Source information:
-- -- --
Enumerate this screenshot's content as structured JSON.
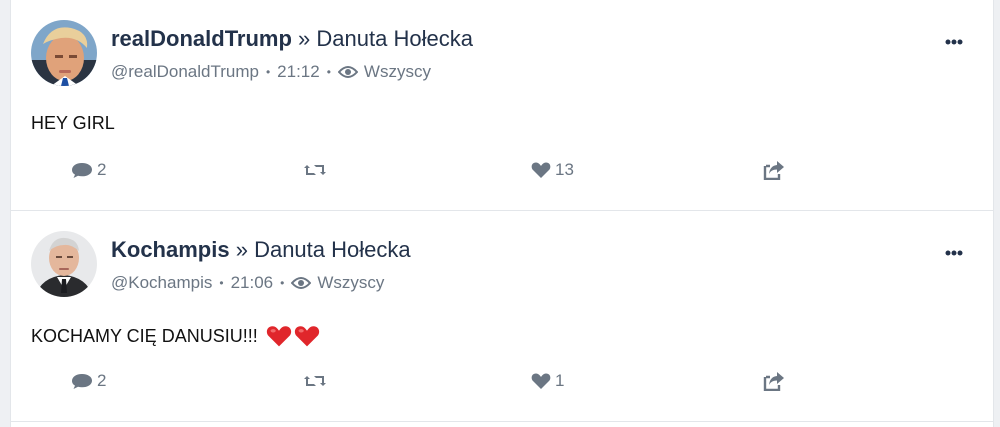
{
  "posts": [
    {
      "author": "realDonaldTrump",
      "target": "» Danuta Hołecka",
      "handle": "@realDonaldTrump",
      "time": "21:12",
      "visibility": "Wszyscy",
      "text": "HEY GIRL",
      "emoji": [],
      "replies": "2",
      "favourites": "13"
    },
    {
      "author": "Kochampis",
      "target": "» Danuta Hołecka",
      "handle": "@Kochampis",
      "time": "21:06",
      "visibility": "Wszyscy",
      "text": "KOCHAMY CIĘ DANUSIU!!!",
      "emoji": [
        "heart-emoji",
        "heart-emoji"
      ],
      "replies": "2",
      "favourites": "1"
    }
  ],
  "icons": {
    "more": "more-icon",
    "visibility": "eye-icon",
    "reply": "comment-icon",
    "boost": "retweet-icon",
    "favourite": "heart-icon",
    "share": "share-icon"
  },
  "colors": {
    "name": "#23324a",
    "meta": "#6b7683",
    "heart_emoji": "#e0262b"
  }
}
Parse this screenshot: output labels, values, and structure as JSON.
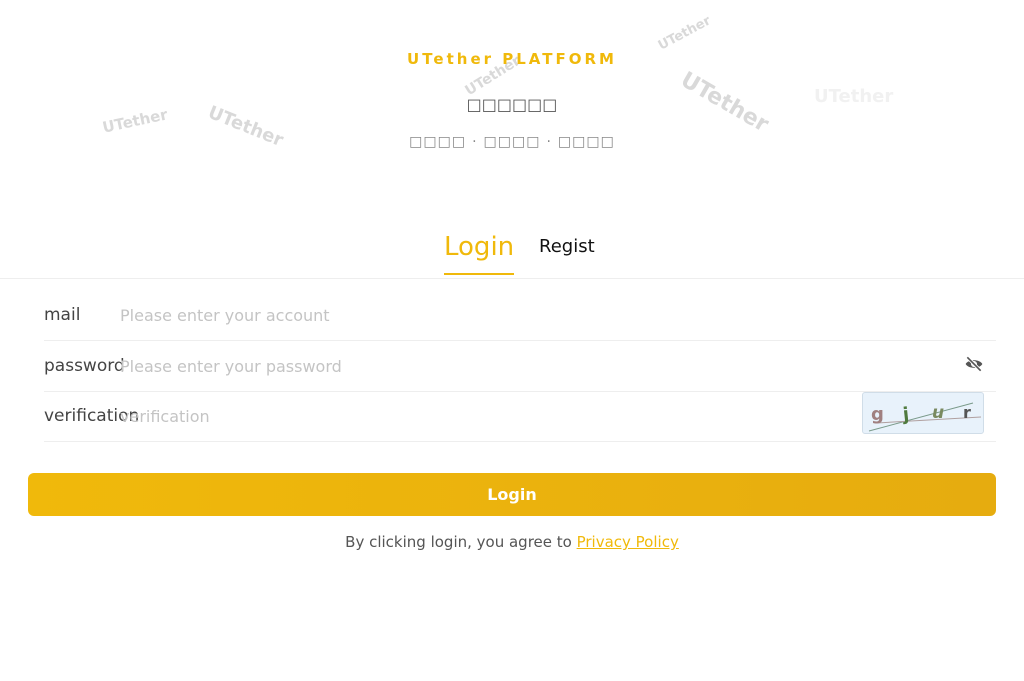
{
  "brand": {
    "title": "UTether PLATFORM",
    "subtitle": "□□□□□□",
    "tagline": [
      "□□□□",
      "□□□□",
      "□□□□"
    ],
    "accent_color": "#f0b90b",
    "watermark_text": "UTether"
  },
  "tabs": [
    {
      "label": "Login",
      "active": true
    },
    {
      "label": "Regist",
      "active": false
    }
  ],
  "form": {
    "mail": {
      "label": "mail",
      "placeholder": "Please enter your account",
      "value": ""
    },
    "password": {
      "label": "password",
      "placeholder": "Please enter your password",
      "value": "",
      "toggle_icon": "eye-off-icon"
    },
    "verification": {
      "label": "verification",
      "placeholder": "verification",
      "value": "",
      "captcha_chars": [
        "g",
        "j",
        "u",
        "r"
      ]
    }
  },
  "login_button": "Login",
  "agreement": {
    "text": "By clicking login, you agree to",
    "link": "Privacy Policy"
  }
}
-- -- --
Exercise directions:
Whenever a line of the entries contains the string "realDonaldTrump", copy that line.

Response to the task:
      "author": "realDonaldTrump",
      "handle": "@realDonaldTrump",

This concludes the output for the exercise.